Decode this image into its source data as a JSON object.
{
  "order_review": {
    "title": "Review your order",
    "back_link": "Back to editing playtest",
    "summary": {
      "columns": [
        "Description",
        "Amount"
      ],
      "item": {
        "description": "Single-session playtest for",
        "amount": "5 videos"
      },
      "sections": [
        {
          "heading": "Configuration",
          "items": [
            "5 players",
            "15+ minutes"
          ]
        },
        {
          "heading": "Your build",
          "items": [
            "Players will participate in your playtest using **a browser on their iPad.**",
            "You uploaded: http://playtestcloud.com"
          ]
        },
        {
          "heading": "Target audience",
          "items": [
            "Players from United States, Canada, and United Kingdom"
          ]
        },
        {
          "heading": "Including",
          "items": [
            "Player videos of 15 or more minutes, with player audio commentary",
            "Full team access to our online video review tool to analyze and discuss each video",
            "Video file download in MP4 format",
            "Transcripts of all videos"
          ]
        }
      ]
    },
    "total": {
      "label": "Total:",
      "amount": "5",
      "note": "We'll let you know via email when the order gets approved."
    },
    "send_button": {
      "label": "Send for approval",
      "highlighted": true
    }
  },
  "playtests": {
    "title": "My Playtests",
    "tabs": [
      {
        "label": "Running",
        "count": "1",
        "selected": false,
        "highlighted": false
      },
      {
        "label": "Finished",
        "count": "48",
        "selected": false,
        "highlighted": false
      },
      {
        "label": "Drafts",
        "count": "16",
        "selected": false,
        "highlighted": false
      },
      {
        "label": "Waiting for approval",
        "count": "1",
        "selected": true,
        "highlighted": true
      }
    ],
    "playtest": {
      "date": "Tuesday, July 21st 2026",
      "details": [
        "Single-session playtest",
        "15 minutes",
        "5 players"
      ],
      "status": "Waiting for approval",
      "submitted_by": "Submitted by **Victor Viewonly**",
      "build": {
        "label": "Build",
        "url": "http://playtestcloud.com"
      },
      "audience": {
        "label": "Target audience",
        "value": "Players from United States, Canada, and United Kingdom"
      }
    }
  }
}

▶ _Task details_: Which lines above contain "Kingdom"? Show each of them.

▶ _Output_:
            "Players from United States, Canada, and United Kingdom"
        "value": "Players from United States, Canada, and United Kingdom"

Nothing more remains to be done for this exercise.